RECORDED INFORMATION START
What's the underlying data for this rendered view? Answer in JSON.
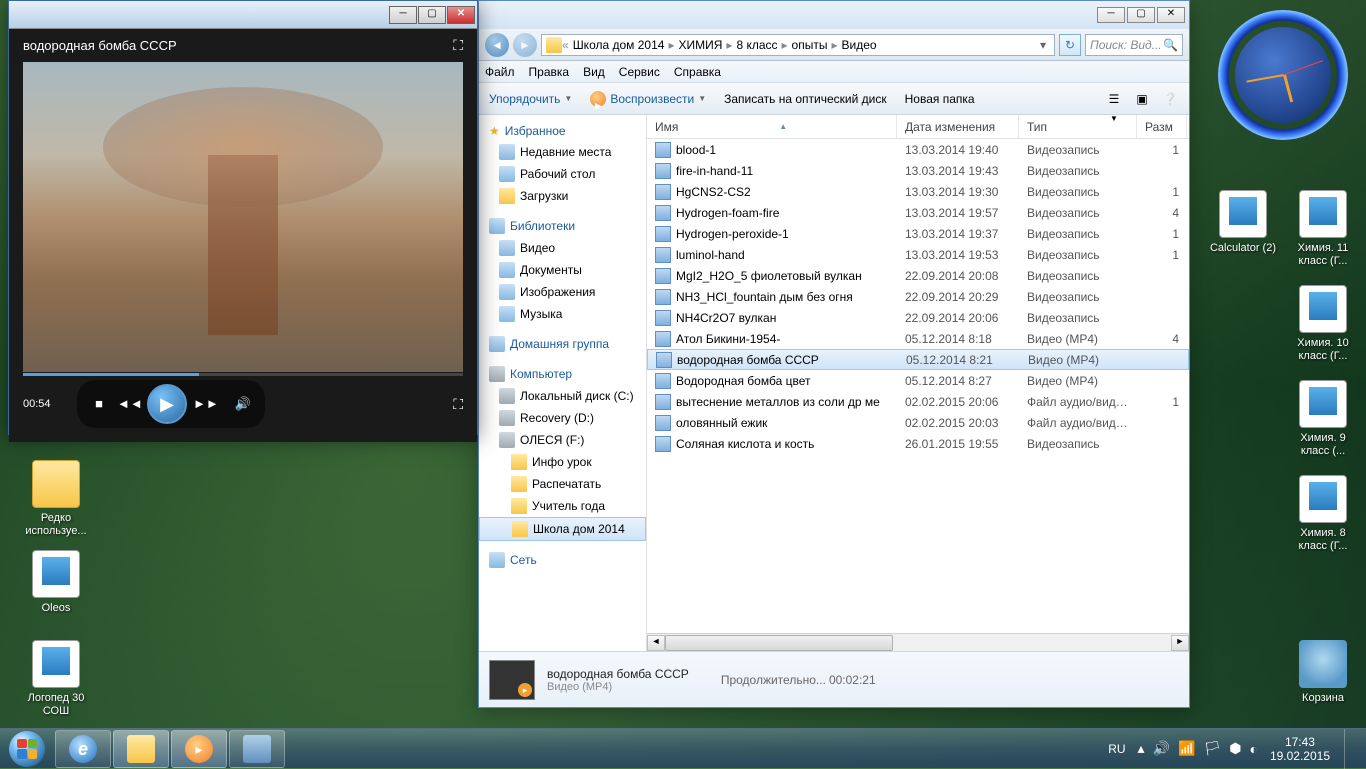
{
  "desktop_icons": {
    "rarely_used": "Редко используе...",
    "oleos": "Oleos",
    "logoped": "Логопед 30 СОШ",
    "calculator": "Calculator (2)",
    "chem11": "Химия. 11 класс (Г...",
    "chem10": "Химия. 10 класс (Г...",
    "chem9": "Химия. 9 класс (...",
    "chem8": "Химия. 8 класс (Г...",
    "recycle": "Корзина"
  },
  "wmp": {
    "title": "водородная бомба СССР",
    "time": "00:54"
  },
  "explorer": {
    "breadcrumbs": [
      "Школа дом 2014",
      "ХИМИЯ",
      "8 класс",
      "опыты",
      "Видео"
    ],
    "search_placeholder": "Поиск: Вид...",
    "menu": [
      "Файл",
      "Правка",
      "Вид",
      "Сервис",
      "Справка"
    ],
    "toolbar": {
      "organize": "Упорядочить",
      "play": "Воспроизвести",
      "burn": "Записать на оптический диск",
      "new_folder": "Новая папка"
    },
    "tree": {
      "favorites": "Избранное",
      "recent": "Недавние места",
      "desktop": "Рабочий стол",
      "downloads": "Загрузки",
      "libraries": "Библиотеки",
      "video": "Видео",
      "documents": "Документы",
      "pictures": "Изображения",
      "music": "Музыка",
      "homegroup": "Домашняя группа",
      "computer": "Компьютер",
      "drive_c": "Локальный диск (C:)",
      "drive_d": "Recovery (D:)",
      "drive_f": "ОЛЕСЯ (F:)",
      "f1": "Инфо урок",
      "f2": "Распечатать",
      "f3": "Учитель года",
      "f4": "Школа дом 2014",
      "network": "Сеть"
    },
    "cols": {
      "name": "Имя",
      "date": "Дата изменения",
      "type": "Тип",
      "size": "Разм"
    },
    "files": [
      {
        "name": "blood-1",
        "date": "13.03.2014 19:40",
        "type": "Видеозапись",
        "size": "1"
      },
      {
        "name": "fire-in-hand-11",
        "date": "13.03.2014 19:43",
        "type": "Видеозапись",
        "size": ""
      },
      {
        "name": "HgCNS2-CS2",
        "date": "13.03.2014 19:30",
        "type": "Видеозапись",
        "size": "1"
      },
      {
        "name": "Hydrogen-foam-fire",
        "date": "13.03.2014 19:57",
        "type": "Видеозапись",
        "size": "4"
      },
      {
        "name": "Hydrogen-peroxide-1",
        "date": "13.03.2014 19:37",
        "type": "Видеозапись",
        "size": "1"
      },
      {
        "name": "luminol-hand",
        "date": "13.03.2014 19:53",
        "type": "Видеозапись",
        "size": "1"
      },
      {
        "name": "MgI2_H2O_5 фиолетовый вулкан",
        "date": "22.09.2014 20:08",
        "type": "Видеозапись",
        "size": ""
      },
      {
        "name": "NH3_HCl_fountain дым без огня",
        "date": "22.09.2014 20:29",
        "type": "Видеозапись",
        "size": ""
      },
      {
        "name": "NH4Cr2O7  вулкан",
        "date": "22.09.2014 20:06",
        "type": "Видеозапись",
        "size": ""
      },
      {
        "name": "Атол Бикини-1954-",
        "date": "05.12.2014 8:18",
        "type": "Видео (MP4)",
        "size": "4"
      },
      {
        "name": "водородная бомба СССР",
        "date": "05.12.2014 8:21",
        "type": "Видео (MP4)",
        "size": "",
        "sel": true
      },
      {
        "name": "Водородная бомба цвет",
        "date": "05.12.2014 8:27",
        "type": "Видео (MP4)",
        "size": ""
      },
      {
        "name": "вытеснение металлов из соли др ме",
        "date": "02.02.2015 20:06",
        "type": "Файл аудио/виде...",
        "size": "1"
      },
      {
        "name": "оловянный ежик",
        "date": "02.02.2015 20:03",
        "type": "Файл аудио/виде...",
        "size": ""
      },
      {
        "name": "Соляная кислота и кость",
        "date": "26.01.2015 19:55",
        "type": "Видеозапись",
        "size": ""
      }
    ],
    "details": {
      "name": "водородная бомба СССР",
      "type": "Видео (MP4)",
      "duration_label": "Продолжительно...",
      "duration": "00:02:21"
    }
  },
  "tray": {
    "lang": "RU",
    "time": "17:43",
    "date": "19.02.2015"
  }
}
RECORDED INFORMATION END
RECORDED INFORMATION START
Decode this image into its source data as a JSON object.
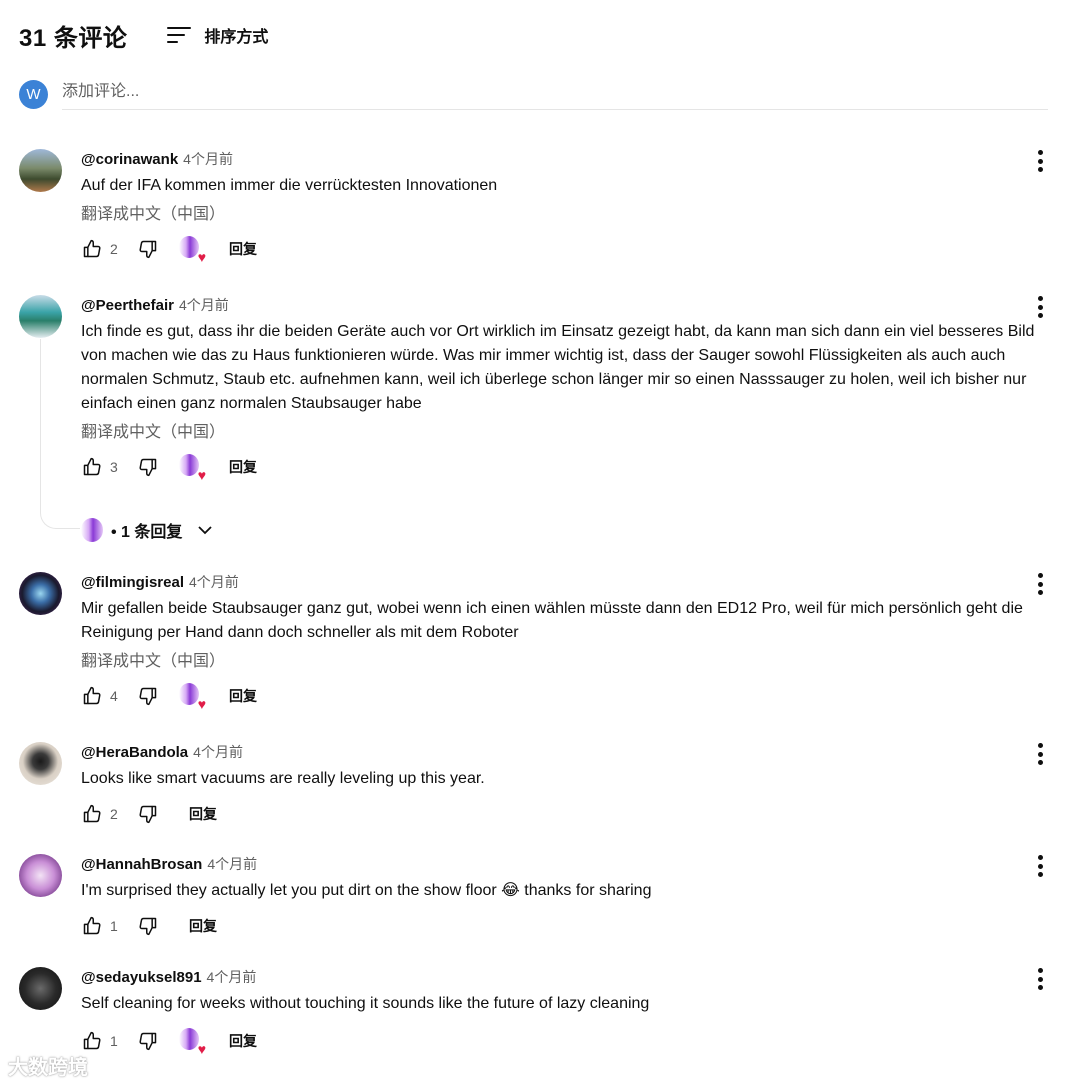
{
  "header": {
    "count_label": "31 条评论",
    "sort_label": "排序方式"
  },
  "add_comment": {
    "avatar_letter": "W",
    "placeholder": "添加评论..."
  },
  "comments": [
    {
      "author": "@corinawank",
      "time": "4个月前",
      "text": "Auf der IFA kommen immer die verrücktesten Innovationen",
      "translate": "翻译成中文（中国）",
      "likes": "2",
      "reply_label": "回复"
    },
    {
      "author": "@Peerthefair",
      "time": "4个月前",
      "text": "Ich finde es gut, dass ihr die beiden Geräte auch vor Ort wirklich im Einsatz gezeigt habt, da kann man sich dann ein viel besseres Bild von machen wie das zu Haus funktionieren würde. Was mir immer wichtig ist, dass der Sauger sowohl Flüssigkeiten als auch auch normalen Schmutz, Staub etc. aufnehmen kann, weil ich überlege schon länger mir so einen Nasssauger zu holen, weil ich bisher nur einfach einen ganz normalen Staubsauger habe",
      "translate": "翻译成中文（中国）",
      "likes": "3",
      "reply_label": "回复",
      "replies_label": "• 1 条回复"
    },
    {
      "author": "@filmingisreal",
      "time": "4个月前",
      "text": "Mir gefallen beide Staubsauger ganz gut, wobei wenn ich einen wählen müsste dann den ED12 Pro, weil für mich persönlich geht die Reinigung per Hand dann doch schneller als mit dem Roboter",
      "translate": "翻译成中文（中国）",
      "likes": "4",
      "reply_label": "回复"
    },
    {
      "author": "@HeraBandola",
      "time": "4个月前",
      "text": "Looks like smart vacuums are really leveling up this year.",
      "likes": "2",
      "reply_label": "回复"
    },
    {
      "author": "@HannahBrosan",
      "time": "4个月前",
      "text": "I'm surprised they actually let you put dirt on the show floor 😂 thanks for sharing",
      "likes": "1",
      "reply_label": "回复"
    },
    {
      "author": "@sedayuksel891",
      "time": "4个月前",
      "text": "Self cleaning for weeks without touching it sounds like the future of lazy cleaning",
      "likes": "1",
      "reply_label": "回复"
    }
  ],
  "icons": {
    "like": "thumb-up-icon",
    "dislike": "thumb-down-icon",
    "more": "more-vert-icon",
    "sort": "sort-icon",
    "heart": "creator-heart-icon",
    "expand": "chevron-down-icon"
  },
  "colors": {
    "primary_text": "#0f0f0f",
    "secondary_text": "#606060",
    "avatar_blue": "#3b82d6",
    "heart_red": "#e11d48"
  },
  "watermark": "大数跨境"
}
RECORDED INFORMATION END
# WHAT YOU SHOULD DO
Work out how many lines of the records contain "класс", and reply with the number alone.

# ANSWER TO THIS EXERCISE
5